The site of the so-called Doomsday Vault is at threat from climate change
Svalbard Global Seed Vault was designed to safeguard millions of the world's most genetically important seeds from nuclear war and other disasters.
The seed ark is embedded deep in the permafrost of a Norwegian island and stores millions of samples from around the world for safekeeping in the event of war, famine, and disease. It is supposed to be indestructible, the frigid landscape serving as a natural coolant for the genetic material.
But according to Sky News, Longyearbyen, the Arctic home of the seed vault is facing potentially devastating avalanches, rockfalls, and floods over the coming decades as it is warming faster than any other town on Earth.
The rising temperatures in recent years have already partially melted the permafrost on which the facility's access tunnel is built, flooding it with water.

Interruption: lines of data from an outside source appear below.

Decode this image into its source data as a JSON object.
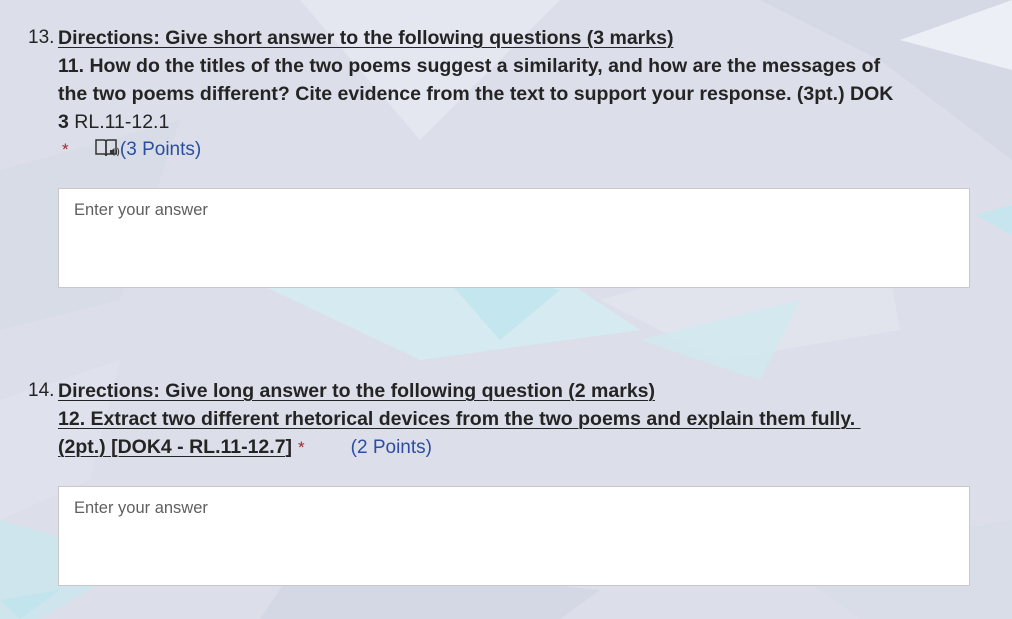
{
  "questions": [
    {
      "number": "13.",
      "directions": "Directions: Give short answer to the following questions (3 marks)",
      "prompt_line1": "11. How do the titles of the two poems suggest a similarity, and how are the messages of",
      "prompt_line2": "the two poems different? Cite evidence from the text to support your response. (3pt.) DOK",
      "prompt_line3_bold": "3",
      "prompt_line3_normal": " RL.11-12.1",
      "required_mark": "*",
      "immersive_reader_icon": "immersive-reader-icon",
      "points": "(3 Points)",
      "answer_placeholder": "Enter your answer"
    },
    {
      "number": "14.",
      "directions": "Directions: Give long answer to the following question (2 marks)",
      "prompt_line1": "12. Extract two different rhetorical devices from the two poems and explain them fully. ",
      "prompt_line2": "(2pt.) [DOK4 - RL.11-12.7]",
      "required_mark": "*",
      "points": "(2 Points)",
      "answer_placeholder": "Enter your answer"
    }
  ],
  "colors": {
    "text": "#242424",
    "required": "#a4262c",
    "points": "#2b4ea0",
    "background": "#dcdfe9",
    "input_border": "#c8c8c8",
    "placeholder": "#5f5f5f"
  }
}
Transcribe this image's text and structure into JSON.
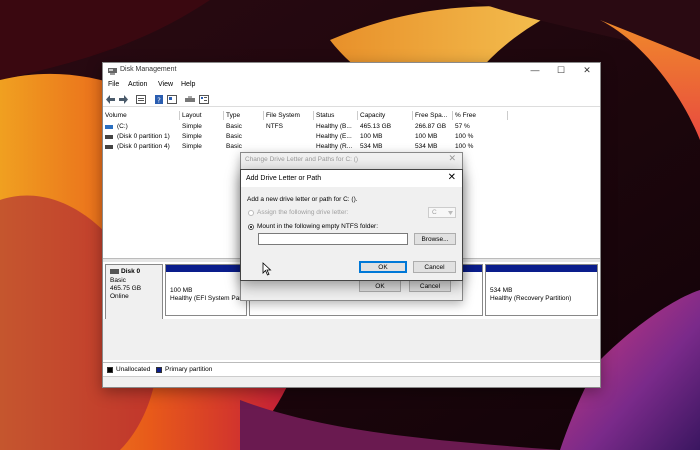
{
  "window": {
    "title": "Disk Management",
    "controls": [
      "—",
      "☐",
      "✕"
    ]
  },
  "menu": [
    "File",
    "Action",
    "View",
    "Help"
  ],
  "toolbar_icons": [
    "back-icon",
    "forward-icon",
    "properties-icon",
    "help-icon",
    "rescan-icon",
    "disk-icon",
    "list-icon"
  ],
  "volumes": {
    "headers": [
      "Volume",
      "Layout",
      "Type",
      "File System",
      "Status",
      "Capacity",
      "Free Spa...",
      "% Free"
    ],
    "rows": [
      [
        "(C:)",
        "Simple",
        "Basic",
        "NTFS",
        "Healthy (B...",
        "465.13 GB",
        "266.87 GB",
        "57 %"
      ],
      [
        "(Disk 0 partition 1)",
        "Simple",
        "Basic",
        "",
        "Healthy (E...",
        "100 MB",
        "100 MB",
        "100 %"
      ],
      [
        "(Disk 0 partition 4)",
        "Simple",
        "Basic",
        "",
        "Healthy (R...",
        "534 MB",
        "534 MB",
        "100 %"
      ]
    ]
  },
  "disk": {
    "name": "Disk 0",
    "type": "Basic",
    "size": "465.75 GB",
    "state": "Online",
    "partitions": [
      {
        "size": "100 MB",
        "status": "Healthy (EFI System Par"
      },
      {
        "size": "534 MB",
        "status": "Healthy (Recovery Partition)"
      }
    ]
  },
  "legend": [
    {
      "label": "Unallocated",
      "color": "#000000"
    },
    {
      "label": "Primary partition",
      "color": "#0a1d8c"
    }
  ],
  "bg_dialog": {
    "title": "Change Drive Letter and Paths for C: ()",
    "ok": "OK",
    "cancel": "Cancel"
  },
  "fg_dialog": {
    "title": "Add Drive Letter or Path",
    "instruction": "Add a new drive letter or path for C: ().",
    "option_assign": "Assign the following drive letter:",
    "letter_value": "C",
    "option_mount": "Mount in the following empty NTFS folder:",
    "folder_value": "",
    "browse": "Browse...",
    "ok": "OK",
    "cancel": "Cancel"
  },
  "colors": {
    "primary_partition": "#0a1d8c",
    "accent": "#0078d7"
  }
}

According to The Washington Post, the average temperature in the town will increase by a further 8.3 degrees in just a century, further threatening the seed vault.

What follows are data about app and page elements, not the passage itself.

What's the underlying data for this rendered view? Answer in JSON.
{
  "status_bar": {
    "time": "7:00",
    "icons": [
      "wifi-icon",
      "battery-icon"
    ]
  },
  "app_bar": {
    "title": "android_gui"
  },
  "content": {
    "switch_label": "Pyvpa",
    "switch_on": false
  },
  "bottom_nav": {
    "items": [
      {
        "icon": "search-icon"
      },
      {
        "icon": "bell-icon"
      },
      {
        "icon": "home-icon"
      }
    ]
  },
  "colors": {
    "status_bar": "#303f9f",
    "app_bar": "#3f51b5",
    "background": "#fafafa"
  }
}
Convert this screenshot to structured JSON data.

When the seed vault was opened in 2008, Norway's Svalbard archipelago was judged the safest place on earth to hold the most important seeds due to its far-flung location and its low mean temperatures.
Since it opened, more than a million seeds from 6,500 different species have been deposited in its vault.